— WORK INSTRUCTIONS —
Below are records to be reproduced exactly and in full.
--
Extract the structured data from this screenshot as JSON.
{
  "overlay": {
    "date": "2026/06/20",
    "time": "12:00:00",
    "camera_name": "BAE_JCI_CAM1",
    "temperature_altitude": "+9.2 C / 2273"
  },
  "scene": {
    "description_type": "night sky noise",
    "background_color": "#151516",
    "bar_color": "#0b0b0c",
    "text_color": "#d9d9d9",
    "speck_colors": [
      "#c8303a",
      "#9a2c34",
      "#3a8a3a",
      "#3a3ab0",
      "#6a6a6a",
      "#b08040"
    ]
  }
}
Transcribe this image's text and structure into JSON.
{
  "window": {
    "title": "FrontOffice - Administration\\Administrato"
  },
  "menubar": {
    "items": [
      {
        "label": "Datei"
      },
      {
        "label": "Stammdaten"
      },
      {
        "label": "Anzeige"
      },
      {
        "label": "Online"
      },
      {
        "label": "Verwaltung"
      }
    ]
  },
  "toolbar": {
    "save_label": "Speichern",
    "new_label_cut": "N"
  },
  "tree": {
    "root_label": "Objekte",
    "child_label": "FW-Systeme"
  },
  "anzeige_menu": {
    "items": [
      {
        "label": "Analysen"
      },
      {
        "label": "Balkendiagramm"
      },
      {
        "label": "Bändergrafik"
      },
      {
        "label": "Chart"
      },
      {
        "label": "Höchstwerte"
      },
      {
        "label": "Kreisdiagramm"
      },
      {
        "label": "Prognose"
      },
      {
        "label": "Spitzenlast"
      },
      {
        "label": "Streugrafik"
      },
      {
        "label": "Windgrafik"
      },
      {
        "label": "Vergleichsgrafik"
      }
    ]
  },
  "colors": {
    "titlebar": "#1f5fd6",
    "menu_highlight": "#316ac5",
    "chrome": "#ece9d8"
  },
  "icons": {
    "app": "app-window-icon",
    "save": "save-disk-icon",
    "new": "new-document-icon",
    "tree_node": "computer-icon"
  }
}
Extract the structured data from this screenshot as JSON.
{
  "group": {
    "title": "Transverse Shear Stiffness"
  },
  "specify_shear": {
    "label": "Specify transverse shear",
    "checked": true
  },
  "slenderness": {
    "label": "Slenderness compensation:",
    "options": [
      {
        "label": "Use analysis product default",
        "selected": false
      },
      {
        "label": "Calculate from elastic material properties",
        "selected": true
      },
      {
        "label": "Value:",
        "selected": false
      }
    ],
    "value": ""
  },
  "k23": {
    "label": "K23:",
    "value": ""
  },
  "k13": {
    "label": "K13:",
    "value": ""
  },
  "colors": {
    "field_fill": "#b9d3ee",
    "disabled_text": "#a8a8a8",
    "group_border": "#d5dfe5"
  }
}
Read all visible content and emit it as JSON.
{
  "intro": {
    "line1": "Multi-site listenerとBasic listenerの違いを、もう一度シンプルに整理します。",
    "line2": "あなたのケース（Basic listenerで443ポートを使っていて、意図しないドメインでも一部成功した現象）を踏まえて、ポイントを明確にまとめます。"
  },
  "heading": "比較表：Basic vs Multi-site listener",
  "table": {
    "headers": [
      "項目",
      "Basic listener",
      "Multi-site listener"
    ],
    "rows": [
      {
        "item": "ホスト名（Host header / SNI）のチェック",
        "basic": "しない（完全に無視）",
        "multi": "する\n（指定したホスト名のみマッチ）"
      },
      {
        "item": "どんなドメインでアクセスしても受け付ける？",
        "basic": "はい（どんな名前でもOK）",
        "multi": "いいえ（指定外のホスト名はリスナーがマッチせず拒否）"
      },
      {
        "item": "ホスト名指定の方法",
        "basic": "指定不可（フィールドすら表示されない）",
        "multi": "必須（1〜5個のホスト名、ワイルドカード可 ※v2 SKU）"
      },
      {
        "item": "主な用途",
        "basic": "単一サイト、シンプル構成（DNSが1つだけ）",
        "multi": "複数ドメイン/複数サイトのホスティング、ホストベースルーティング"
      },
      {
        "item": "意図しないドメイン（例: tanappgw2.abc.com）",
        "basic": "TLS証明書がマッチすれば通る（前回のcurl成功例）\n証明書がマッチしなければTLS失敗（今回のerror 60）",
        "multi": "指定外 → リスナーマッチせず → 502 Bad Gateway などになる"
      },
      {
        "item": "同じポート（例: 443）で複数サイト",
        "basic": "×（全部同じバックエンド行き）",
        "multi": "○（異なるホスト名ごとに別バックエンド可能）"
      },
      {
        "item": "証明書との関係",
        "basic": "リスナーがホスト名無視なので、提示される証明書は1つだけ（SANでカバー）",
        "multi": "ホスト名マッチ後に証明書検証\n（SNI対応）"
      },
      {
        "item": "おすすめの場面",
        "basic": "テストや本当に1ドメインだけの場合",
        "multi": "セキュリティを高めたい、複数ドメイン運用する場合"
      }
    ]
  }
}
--
— SOLUTION —
Extract the structured data from this screenshot as JSON.
{
  "overlay": {
    "date": "2026/06/20",
    "time": "12:00:00",
    "camera_name": "BAE_JCI_CAM1",
    "temperature_altitude": "+9.2 C / 2273"
  },
  "scene": {
    "description_type": "night sky noise",
    "background_color": "#151516",
    "bar_color": "#0b0b0c",
    "text_color": "#d9d9d9",
    "speck_colors": [
      "#c8303a",
      "#9a2c34",
      "#3a8a3a",
      "#3a3ab0",
      "#6a6a6a",
      "#b08040"
    ]
  }
}
Transcribe this image's text and structure into JSON.
{
  "window": {
    "title": "FrontOffice - Administration\\Administrato"
  },
  "menubar": {
    "items": [
      {
        "label": "Datei"
      },
      {
        "label": "Stammdaten"
      },
      {
        "label": "Anzeige"
      },
      {
        "label": "Online"
      },
      {
        "label": "Verwaltung"
      }
    ]
  },
  "toolbar": {
    "save_label": "Speichern",
    "new_label_cut": "N"
  },
  "tree": {
    "root_label": "Objekte",
    "child_label": "FW-Systeme"
  },
  "anzeige_menu": {
    "items": [
      {
        "label": "Analysen"
      },
      {
        "label": "Balkendiagramm"
      },
      {
        "label": "Bändergrafik"
      },
      {
        "label": "Chart"
      },
      {
        "label": "Höchstwerte"
      },
      {
        "label": "Kreisdiagramm"
      },
      {
        "label": "Prognose"
      },
      {
        "label": "Spitzenlast"
      },
      {
        "label": "Streugrafik"
      },
      {
        "label": "Windgrafik"
      },
      {
        "label": "Vergleichsgrafik"
      }
    ]
  },
  "colors": {
    "titlebar": "#1f5fd6",
    "menu_highlight": "#316ac5",
    "chrome": "#ece9d8"
  },
  "icons": {
    "app": "app-window-icon",
    "save": "save-disk-icon",
    "new": "new-document-icon",
    "tree_node": "computer-icon"
  }
}
Extract the structured data from this screenshot as JSON.
{
  "group": {
    "title": "Transverse Shear Stiffness"
  },
  "specify_shear": {
    "label": "Specify transverse shear",
    "checked": true
  },
  "slenderness": {
    "label": "Slenderness compensation:",
    "options": [
      {
        "label": "Use analysis product default",
        "selected": false
      },
      {
        "label": "Calculate from elastic material properties",
        "selected": true
      },
      {
        "label": "Value:",
        "selected": false
      }
    ],
    "value": ""
  },
  "k23": {
    "label": "K23:",
    "value": ""
  },
  "k13": {
    "label": "K13:",
    "value": ""
  },
  "colors": {
    "field_fill": "#b9d3ee",
    "disabled_text": "#a8a8a8",
    "group_border": "#d5dfe5"
  }
}
Read all visible content and emit it as JSON.
{
  "intro": {
    "line1": "Multi-site listenerとBasic listenerの違いを、もう一度シンプルに整理します。",
    "line2": "あなたのケース（Basic listenerで443ポートを使っていて、意図しないドメインでも一部成功した現象）を踏まえて、ポイントを明確にまとめます。"
  },
  "heading": "比較表：Basic vs Multi-site listener",
  "table": {
    "headers": [
      "項目",
      "Basic listener",
      "Multi-site listener"
    ],
    "rows": [
      {
        "item": "ホスト名（Host header / SNI）のチェック",
        "basic": "しない（完全に無視）",
        "multi": "する\n（指定したホスト名のみマッチ）"
      },
      {
        "item": "どんなドメインでアクセスしても受け付ける？",
        "basic": "はい（どんな名前でもOK）",
        "multi": "いいえ（指定外のホスト名はリスナーがマッチせず拒否）"
      },
      {
        "item": "ホスト名指定の方法",
        "basic": "指定不可（フィールドすら表示されない）",
        "multi": "必須（1〜5個のホスト名、ワイルドカード可 ※v2 SKU）"
      },
      {
        "item": "主な用途",
        "basic": "単一サイト、シンプル構成（DNSが1つだけ）",
        "multi": "複数ドメイン/複数サイトのホスティング、ホストベースルーティング"
      },
      {
        "item": "意図しないドメイン（例: tanappgw2.abc.com）",
        "basic": "TLS証明書がマッチすれば通る（前回のcurl成功例）\n証明書がマッチしなければTLS失敗（今回のerror 60）",
        "multi": "指定外 → リスナーマッチせず → 502 Bad Gateway などになる"
      },
      {
        "item": "同じポート（例: 443）で複数サイト",
        "basic": "×（全部同じバックエンド行き）",
        "multi": "○（異なるホスト名ごとに別バックエンド可能）"
      },
      {
        "item": "証明書との関係",
        "basic": "リスナーがホスト名無視なので、提示される証明書は1つだけ（SANでカバー）",
        "multi": "ホスト名マッチ後に証明書検証\n（SNI対応）"
      },
      {
        "item": "おすすめの場面",
        "basic": "テストや本当に1ドメインだけの場合",
        "multi": "セキュリティを高めたい、複数ドメイン運用する場合"
      }
    ]
  }
}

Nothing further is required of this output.